“If a superior give any order to one who is under him which is against that man’s conscience, although he do not obey it yet he shall not be dismissed.” – Francis of Assisi

WHEN a new administration takes over, the “purging” of the roster of employees and department heads usually takes effect along with the edict to refurbish the executive office and its environs.

Those who have been identified with the losing bets (who are the incumbents) in the just-concluded elections–or those who had openly helped campaign for the losers–would be in danger of being awarded the chopping block’s priority seats.

Partisan career employees and department chiefs, however, would have the civil service law on their side to protect and “rescue” them; their “punishment” would most likely be only a reassignment and demotion, to some extent, once the major reshuffling’s sharp blade rolled down.

Casual and co-terminus employees, on the other hand, would have nothing to lean on; they would have no legal shields from the incoming administration’s “washing machine” which would soon flush them down and out of employment.

The house-cleaning is normally done to pave the way for fresh appointments of staff and co-terminus consultants who will serve at the pleasure of the newly-elected governor or mayor.

Vindictive politicians will always justify the carnage or the “changing of the guards” as a normal episode in a transition of power in any administration–local and national.  




Since Iloilo Governor Arthur “Art” Defensor Sr. will only turn over the key of power to his son, outgoing Iloilo third district Rep. Arthur “Toto” Defensor Jr., capitol workers–casual and permanent–can heave a sigh of relief when Governor Toto assumes office in June.

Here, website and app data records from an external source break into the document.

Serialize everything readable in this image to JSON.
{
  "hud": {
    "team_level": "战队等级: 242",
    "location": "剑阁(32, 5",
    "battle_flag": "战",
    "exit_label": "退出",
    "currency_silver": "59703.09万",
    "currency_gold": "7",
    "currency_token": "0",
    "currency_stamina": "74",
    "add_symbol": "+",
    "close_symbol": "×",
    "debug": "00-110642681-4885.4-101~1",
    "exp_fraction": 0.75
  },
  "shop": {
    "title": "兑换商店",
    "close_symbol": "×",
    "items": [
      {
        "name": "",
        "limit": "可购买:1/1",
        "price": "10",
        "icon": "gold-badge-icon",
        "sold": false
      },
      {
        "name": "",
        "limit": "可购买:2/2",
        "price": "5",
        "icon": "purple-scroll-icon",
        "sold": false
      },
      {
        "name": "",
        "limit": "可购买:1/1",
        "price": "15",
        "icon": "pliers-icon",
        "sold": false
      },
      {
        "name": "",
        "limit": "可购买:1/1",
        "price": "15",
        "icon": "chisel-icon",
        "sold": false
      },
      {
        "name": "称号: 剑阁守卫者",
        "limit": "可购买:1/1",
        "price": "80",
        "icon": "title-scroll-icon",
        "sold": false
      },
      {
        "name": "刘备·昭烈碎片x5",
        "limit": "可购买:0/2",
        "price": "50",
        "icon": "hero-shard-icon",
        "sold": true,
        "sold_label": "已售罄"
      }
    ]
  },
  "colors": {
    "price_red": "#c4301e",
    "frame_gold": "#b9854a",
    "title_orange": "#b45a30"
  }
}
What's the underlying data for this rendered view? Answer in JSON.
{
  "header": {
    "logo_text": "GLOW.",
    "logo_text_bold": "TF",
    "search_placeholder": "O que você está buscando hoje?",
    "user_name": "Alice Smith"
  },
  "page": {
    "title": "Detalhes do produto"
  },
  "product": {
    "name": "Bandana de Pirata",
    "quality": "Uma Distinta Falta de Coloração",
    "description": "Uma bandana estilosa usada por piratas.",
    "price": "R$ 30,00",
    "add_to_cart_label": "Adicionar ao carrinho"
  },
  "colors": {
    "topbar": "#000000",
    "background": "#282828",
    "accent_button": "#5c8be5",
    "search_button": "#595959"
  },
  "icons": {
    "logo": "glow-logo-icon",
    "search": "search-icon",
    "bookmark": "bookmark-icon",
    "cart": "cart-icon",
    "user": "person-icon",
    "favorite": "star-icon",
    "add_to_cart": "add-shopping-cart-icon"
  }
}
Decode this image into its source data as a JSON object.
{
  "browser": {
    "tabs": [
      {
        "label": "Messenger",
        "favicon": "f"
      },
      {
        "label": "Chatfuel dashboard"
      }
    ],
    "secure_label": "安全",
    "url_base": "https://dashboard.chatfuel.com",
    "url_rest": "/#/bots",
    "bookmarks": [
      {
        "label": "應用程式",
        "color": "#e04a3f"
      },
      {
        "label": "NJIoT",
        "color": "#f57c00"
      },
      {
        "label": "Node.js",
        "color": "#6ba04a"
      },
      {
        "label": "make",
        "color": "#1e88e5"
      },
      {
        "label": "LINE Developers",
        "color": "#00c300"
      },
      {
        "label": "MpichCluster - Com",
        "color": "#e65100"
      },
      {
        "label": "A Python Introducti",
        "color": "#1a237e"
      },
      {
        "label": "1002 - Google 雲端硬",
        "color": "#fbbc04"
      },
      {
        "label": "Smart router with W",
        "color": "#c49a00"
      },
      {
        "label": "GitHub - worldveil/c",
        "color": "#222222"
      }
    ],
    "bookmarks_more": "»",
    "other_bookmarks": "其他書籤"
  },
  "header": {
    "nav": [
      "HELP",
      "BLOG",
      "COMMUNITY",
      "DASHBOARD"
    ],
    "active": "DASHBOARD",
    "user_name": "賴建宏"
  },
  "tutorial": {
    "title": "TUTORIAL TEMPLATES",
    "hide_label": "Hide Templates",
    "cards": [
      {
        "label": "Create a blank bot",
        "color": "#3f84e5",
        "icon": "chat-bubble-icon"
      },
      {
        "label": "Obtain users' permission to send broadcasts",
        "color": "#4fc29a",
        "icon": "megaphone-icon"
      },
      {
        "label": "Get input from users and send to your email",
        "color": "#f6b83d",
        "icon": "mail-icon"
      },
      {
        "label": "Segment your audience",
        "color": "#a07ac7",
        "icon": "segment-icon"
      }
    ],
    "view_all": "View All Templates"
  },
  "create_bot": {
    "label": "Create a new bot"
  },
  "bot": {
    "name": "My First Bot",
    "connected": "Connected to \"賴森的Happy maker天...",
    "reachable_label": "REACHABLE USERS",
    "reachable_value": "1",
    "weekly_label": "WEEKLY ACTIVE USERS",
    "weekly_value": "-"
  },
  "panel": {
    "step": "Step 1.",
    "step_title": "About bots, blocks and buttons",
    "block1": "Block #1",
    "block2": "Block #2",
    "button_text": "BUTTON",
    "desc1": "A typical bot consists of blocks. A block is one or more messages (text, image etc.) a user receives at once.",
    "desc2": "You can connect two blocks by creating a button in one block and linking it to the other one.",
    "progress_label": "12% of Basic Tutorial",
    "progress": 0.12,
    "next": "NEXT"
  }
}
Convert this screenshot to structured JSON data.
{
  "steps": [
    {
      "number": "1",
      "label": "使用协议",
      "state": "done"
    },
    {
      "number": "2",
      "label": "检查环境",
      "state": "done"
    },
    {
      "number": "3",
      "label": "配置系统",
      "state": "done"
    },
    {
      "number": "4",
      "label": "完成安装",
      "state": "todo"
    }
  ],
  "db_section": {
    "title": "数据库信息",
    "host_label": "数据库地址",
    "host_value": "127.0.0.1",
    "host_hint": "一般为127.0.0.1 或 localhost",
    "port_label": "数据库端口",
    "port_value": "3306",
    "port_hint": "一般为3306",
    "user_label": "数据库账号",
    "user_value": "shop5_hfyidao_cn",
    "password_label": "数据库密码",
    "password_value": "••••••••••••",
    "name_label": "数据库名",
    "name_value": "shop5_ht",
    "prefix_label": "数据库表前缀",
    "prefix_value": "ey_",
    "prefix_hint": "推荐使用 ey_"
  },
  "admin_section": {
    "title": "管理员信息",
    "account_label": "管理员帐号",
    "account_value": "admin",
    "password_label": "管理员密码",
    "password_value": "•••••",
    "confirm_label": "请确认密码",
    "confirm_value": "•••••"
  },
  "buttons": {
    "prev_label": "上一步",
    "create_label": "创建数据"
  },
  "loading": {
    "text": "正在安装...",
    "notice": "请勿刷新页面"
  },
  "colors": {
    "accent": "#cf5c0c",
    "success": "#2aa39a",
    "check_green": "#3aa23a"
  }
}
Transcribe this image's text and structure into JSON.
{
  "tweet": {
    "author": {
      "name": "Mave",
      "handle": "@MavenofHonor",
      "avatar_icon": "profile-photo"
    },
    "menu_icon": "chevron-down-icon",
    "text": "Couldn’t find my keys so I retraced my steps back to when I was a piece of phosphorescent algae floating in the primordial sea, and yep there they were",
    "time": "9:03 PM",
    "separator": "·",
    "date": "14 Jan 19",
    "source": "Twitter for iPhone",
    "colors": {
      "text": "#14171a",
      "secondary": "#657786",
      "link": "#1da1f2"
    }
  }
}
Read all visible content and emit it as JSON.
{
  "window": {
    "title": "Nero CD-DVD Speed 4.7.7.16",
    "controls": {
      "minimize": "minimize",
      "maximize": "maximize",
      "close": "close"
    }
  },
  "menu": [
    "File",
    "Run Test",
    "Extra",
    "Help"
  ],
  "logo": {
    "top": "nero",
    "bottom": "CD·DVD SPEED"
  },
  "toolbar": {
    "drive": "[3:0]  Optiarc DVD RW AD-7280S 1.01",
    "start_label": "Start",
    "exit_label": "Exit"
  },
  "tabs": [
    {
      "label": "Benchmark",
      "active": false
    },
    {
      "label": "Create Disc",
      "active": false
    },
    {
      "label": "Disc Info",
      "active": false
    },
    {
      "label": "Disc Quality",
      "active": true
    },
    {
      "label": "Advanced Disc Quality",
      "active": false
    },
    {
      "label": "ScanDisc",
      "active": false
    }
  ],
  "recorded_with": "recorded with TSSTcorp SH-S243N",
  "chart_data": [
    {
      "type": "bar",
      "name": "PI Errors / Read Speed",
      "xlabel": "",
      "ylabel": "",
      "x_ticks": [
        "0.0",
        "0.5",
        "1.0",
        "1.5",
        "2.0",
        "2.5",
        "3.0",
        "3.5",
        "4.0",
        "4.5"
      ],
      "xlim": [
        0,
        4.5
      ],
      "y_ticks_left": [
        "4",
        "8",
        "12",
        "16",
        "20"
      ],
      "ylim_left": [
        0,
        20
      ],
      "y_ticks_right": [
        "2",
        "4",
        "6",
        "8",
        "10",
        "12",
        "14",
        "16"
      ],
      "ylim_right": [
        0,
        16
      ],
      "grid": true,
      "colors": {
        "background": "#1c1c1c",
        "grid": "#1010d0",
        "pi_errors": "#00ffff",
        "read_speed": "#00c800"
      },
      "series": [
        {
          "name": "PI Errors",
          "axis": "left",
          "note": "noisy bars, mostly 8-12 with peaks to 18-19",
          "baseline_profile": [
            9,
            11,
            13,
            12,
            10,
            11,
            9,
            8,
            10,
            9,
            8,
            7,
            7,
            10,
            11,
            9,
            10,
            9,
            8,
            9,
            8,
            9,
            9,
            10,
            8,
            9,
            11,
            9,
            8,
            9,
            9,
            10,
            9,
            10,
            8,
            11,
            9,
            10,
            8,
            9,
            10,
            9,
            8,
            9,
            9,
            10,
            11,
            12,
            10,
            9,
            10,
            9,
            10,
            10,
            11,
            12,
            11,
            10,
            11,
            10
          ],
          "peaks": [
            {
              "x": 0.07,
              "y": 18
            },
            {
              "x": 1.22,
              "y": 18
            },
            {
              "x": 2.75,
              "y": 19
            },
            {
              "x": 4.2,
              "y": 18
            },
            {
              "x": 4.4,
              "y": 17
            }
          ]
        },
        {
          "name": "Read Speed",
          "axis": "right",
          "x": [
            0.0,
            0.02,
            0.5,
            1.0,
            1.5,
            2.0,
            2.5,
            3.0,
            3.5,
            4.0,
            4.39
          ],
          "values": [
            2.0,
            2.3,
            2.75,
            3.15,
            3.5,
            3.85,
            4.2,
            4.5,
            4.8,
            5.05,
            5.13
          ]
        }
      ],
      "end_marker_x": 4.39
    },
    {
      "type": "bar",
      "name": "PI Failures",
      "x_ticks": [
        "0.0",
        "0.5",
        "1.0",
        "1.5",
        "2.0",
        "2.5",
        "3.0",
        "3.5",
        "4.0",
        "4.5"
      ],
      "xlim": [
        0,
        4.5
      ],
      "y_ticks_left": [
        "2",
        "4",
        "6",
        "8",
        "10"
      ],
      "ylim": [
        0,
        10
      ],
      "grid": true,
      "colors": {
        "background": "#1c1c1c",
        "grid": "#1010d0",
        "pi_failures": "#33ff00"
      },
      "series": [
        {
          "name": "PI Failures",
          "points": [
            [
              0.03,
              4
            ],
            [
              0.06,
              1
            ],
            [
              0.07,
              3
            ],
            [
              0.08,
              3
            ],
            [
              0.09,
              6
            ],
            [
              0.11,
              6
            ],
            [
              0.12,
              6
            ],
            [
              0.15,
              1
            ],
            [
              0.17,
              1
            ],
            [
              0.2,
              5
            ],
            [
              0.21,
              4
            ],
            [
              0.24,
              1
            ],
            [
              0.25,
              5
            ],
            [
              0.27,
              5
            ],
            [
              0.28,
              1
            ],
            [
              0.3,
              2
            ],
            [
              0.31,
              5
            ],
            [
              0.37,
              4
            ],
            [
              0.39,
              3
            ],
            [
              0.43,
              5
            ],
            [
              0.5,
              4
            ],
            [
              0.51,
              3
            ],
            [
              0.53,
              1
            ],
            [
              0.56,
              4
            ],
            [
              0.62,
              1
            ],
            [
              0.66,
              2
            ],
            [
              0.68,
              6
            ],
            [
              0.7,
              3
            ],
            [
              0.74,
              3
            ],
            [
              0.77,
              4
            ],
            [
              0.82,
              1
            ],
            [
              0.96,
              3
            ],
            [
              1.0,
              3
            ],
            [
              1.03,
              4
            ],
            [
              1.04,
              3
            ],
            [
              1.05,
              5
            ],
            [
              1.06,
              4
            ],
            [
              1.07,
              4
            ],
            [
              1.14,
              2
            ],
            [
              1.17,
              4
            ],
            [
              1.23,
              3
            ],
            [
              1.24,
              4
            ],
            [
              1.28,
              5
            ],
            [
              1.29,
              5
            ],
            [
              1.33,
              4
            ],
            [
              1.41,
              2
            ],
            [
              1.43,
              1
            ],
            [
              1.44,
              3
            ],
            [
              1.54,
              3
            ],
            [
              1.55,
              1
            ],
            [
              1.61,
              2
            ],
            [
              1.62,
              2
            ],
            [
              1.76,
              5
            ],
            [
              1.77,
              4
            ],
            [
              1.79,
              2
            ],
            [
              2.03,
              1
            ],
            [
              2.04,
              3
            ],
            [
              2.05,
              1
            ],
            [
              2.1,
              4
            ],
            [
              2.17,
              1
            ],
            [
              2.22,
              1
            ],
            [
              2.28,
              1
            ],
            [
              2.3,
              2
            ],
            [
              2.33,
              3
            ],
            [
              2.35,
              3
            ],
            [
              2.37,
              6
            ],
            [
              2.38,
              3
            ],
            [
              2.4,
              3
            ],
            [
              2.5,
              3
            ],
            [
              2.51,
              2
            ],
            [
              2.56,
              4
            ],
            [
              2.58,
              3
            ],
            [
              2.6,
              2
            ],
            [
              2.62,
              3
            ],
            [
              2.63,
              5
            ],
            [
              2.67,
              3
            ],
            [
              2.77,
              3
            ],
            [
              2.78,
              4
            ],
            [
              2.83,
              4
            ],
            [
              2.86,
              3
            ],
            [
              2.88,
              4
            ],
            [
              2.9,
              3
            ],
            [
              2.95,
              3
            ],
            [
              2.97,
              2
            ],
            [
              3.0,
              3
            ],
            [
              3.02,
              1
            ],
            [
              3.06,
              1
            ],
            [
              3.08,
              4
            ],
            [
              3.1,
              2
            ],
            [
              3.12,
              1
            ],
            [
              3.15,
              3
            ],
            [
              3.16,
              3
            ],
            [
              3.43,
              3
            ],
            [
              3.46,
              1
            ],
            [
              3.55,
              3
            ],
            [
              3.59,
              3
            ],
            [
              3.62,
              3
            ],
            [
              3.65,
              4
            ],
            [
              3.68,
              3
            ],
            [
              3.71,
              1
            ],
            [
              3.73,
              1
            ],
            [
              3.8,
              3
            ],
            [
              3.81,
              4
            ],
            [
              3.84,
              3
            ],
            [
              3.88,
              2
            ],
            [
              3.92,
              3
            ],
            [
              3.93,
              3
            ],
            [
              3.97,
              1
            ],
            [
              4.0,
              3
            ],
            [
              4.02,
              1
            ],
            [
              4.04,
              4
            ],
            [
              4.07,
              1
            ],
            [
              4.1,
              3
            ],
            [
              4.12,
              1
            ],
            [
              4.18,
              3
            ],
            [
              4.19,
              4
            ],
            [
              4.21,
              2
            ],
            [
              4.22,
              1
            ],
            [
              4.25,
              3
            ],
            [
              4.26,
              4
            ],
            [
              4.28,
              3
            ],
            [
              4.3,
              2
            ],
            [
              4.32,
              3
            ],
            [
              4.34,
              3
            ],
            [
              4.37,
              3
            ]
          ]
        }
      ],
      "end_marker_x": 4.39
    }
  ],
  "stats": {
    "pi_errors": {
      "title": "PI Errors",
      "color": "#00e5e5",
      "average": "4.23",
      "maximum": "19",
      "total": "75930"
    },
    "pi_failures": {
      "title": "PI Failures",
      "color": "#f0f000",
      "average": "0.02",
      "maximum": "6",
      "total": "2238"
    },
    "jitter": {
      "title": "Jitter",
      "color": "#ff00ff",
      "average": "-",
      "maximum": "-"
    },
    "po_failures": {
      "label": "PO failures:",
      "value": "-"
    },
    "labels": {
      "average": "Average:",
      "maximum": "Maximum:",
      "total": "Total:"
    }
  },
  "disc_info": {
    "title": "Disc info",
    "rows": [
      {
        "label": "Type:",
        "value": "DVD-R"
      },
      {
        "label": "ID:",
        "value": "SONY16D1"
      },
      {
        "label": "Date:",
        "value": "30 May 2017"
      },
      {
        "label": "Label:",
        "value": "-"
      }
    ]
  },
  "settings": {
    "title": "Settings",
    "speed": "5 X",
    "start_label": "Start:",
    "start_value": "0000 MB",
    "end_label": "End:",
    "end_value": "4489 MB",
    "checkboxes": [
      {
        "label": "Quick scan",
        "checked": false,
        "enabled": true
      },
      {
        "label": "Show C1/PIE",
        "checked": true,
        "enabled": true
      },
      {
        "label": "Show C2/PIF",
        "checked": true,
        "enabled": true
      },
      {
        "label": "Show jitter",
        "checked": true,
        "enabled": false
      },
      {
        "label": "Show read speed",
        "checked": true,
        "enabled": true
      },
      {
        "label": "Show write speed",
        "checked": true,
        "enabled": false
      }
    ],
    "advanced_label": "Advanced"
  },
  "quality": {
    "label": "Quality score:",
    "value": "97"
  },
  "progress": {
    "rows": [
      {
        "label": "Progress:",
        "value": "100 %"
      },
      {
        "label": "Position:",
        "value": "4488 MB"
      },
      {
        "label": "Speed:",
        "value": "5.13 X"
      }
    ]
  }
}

There may have been a very few who committed a “treachery”, in one way or the other, during the recent election campaign period, but in the spirit of magnanimity and compassion, Governor Toto will just probably shrug off any immediate suggestion or move for a “disciplinary action”, at least for the time being.

Many of those who had risked their civil service career and future during the arduous campaign period would probably be rehired, promoted, and given permanent positions.

To the victor belongs the spoils.




We’re worried most for those who have been identified with outgoing Iloilo City mayor Jose “Joe III” Espinosa III.

Many of them are still very much active, productive, and effective in their city hall jobs.

In his statement on radio immediately after being confirmed as the winner over Mayor Joe III,  incoming mayor Geronimo “Jerry” Treñas emotionally lashed at “some (city hall) department heads and employees” who had been allegedly “used” or “allowed themselves to be used” openly to campaign for the incumbent mayor and to purportedly vilify Treñas.

Many of those city hall subalterns and partisan department chiefs referred to by Treñas can always claim they were “only forced by the circumstance” or “caught in the crossfire” and their actions and activities during the elections weren’t necessarily meant to wilfully and intentionally hurt Treñas.

But politics is cruel. 

It’s either you belong on the white side or on the black side, not whether you intend to inflict injury to the opposing candidates.

(The author, who is now based in New York City, used to be the editor of two local dailies in Iloilo)